GOAL OF THE EXERCISE:
Find the word "title" in the records and copy every line where it occurs.

EXERCISE MATERIAL:
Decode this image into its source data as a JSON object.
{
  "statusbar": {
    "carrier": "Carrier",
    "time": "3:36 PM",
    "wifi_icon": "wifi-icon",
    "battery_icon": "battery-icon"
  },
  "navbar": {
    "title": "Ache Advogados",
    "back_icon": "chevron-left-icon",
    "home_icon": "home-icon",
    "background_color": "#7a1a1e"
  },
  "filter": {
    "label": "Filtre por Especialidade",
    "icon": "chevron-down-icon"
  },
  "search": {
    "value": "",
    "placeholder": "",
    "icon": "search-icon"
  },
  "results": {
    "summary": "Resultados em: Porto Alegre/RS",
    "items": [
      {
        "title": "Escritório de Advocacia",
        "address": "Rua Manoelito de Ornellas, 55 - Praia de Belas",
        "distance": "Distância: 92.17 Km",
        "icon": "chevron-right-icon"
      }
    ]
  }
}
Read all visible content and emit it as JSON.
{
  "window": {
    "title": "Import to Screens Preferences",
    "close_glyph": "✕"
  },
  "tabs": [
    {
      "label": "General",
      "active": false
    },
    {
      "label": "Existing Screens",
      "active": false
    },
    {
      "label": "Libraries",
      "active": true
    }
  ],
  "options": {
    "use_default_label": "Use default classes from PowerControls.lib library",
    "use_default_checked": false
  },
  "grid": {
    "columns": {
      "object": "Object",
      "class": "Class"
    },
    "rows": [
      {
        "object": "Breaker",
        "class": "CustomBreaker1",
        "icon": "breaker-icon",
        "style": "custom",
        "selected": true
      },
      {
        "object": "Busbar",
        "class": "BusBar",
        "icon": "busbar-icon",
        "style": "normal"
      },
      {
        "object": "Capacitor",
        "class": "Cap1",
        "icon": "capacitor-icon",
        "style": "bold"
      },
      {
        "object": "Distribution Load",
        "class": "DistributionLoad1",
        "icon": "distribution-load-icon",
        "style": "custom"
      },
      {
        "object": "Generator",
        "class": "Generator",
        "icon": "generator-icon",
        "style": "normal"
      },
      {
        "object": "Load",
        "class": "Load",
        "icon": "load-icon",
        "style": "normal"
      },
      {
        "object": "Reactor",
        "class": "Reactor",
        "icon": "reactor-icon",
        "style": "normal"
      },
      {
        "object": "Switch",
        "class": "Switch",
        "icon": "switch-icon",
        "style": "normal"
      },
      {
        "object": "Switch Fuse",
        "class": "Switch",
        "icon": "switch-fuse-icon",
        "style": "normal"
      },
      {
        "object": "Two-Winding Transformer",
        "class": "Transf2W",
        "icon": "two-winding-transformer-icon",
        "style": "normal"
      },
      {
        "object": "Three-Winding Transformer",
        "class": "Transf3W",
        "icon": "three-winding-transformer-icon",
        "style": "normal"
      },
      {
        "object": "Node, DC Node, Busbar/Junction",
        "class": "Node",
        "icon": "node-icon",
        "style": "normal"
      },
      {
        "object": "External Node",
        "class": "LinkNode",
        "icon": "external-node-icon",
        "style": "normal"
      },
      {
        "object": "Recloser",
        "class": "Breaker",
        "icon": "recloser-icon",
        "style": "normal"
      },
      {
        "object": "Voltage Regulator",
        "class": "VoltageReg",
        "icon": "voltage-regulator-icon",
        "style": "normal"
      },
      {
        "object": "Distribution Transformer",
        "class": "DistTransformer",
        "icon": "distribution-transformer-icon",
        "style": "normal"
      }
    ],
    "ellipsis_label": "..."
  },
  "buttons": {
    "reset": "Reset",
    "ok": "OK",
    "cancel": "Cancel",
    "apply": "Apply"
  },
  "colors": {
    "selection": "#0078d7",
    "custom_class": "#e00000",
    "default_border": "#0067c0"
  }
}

OUTPUT:
    "title": "Ache Advogados",
        "title": "Escritório de Advocacia",
    "title": "Import to Screens Preferences",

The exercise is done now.